School Lunches

Working all morning at school burns up a lot of energy, so children need healthy lunches to refuel. Children also need lunch to provide enough energy and nutrients to keep healthy and grow as well as possible. Be sure you encourage your child to eat a nutritious lunch every day, either from the school cafeteria or brought in from home. However, just because the cafeteria offers healthy food or you pack a nutritious lunch for your child, doesn't mean your child will actually eat it. You must teach your child to make healthy choices. Remember to start by setting a good example at home with your own eating habits. More »

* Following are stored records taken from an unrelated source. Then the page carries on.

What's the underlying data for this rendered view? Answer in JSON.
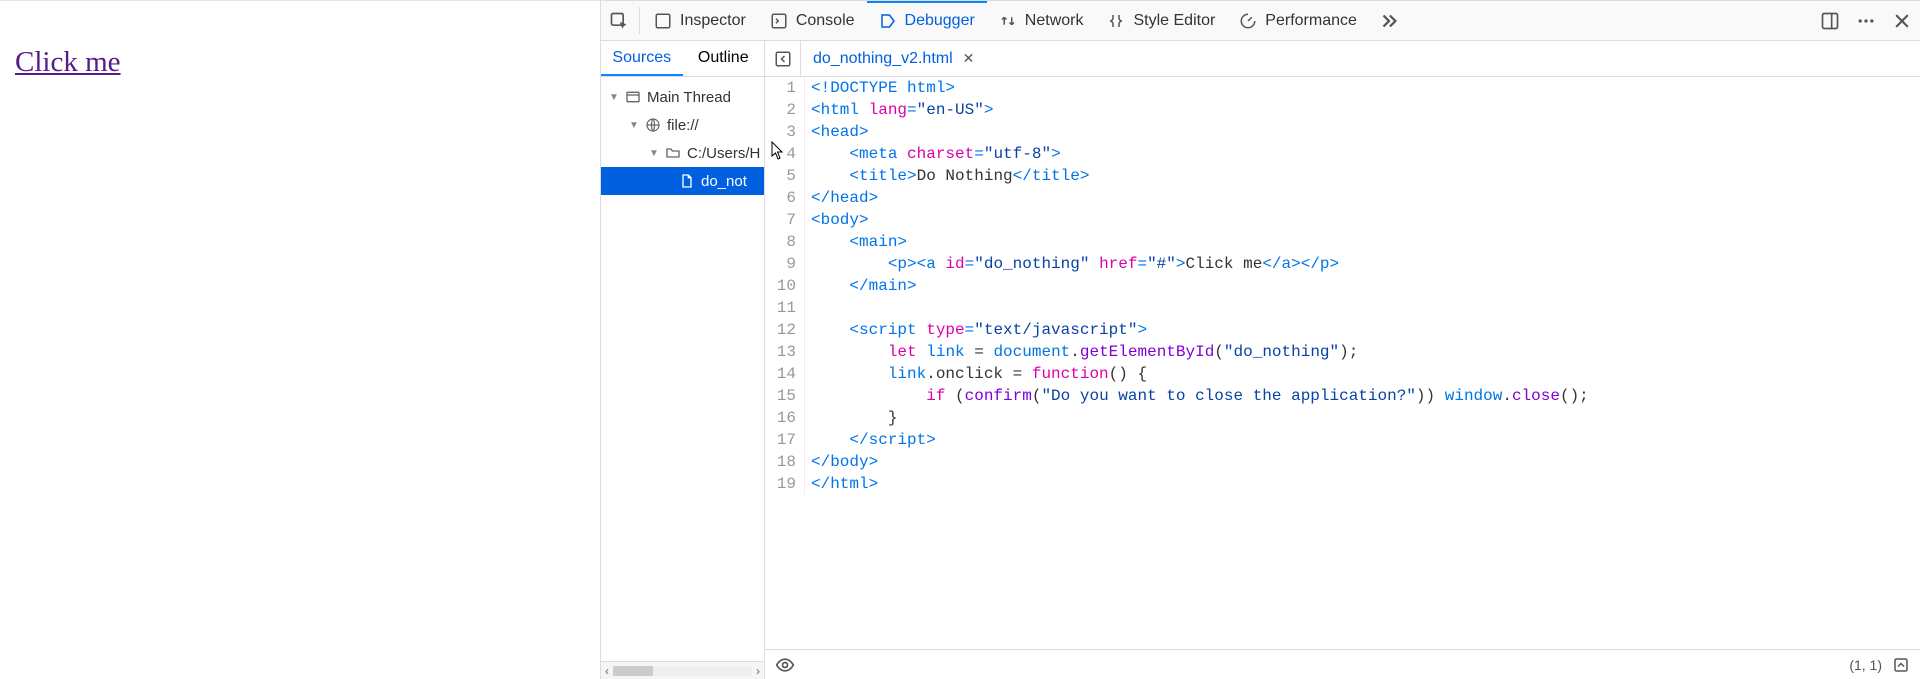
{
  "page": {
    "link_text": "Click me"
  },
  "devtools": {
    "tabs": {
      "inspector": "Inspector",
      "console": "Console",
      "debugger": "Debugger",
      "network": "Network",
      "style_editor": "Style Editor",
      "performance": "Performance"
    },
    "subtabs": {
      "sources": "Sources",
      "outline": "Outline"
    },
    "open_file": "do_nothing_v2.html",
    "tree": {
      "root": "Main Thread",
      "scheme": "file://",
      "folder": "C:/Users/H",
      "file": "do_not"
    },
    "cursor_pos": "(1, 1)",
    "code": {
      "lines": [
        [
          {
            "t": "doctype",
            "v": "<!DOCTYPE html>"
          }
        ],
        [
          {
            "t": "tag",
            "v": "<html "
          },
          {
            "t": "attr",
            "v": "lang"
          },
          {
            "t": "tag",
            "v": "="
          },
          {
            "t": "str",
            "v": "\"en-US\""
          },
          {
            "t": "tag",
            "v": ">"
          }
        ],
        [
          {
            "t": "tag",
            "v": "<head>"
          }
        ],
        [
          {
            "t": "text",
            "v": "    "
          },
          {
            "t": "tag",
            "v": "<meta "
          },
          {
            "t": "attr",
            "v": "charset"
          },
          {
            "t": "tag",
            "v": "="
          },
          {
            "t": "str",
            "v": "\"utf-8\""
          },
          {
            "t": "tag",
            "v": ">"
          }
        ],
        [
          {
            "t": "text",
            "v": "    "
          },
          {
            "t": "tag",
            "v": "<title>"
          },
          {
            "t": "text",
            "v": "Do Nothing"
          },
          {
            "t": "tag",
            "v": "</title>"
          }
        ],
        [
          {
            "t": "tag",
            "v": "</head>"
          }
        ],
        [
          {
            "t": "tag",
            "v": "<body>"
          }
        ],
        [
          {
            "t": "text",
            "v": "    "
          },
          {
            "t": "tag",
            "v": "<main>"
          }
        ],
        [
          {
            "t": "text",
            "v": "        "
          },
          {
            "t": "tag",
            "v": "<p><a "
          },
          {
            "t": "attr",
            "v": "id"
          },
          {
            "t": "tag",
            "v": "="
          },
          {
            "t": "str",
            "v": "\"do_nothing\""
          },
          {
            "t": "tag",
            "v": " "
          },
          {
            "t": "attr",
            "v": "href"
          },
          {
            "t": "tag",
            "v": "="
          },
          {
            "t": "str",
            "v": "\"#\""
          },
          {
            "t": "tag",
            "v": ">"
          },
          {
            "t": "text",
            "v": "Click me"
          },
          {
            "t": "tag",
            "v": "</a></p>"
          }
        ],
        [
          {
            "t": "text",
            "v": "    "
          },
          {
            "t": "tag",
            "v": "</main>"
          }
        ],
        [
          {
            "t": "text",
            "v": ""
          }
        ],
        [
          {
            "t": "text",
            "v": "    "
          },
          {
            "t": "tag",
            "v": "<script "
          },
          {
            "t": "attr",
            "v": "type"
          },
          {
            "t": "tag",
            "v": "="
          },
          {
            "t": "str",
            "v": "\"text/javascript\""
          },
          {
            "t": "tag",
            "v": ">"
          }
        ],
        [
          {
            "t": "text",
            "v": "        "
          },
          {
            "t": "kw",
            "v": "let"
          },
          {
            "t": "text",
            "v": " "
          },
          {
            "t": "var",
            "v": "link"
          },
          {
            "t": "text",
            "v": " = "
          },
          {
            "t": "var",
            "v": "document"
          },
          {
            "t": "text",
            "v": "."
          },
          {
            "t": "fn",
            "v": "getElementById"
          },
          {
            "t": "text",
            "v": "("
          },
          {
            "t": "str",
            "v": "\"do_nothing\""
          },
          {
            "t": "text",
            "v": ");"
          }
        ],
        [
          {
            "t": "text",
            "v": "        "
          },
          {
            "t": "var",
            "v": "link"
          },
          {
            "t": "text",
            "v": ".onclick = "
          },
          {
            "t": "kw",
            "v": "function"
          },
          {
            "t": "text",
            "v": "() {"
          }
        ],
        [
          {
            "t": "text",
            "v": "            "
          },
          {
            "t": "kw",
            "v": "if"
          },
          {
            "t": "text",
            "v": " ("
          },
          {
            "t": "fn",
            "v": "confirm"
          },
          {
            "t": "text",
            "v": "("
          },
          {
            "t": "str",
            "v": "\"Do you want to close the application?\""
          },
          {
            "t": "text",
            "v": ")) "
          },
          {
            "t": "var",
            "v": "window"
          },
          {
            "t": "text",
            "v": "."
          },
          {
            "t": "fn",
            "v": "close"
          },
          {
            "t": "text",
            "v": "();"
          }
        ],
        [
          {
            "t": "text",
            "v": "        }"
          }
        ],
        [
          {
            "t": "text",
            "v": "    "
          },
          {
            "t": "tag",
            "v": "</script>"
          }
        ],
        [
          {
            "t": "tag",
            "v": "</body>"
          }
        ],
        [
          {
            "t": "tag",
            "v": "</html>"
          }
        ]
      ]
    }
  }
}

The importance of staying hydrated

To ward off dehydration, healthy people should get 30-to-50 ounces of water per day (about 1-to-1.5 liters), but not all at once. The kidneys lose some ability to eliminate water with age. It’s important to stay hydrated gradually, throughout the day. One can do that by drinking water or juices, and eating water-rich foods such as salads, fruit, and applesauce. An easy way to stay hydrated gradually is by getting fluids at meals, with medicine, and socially. (Locked) More »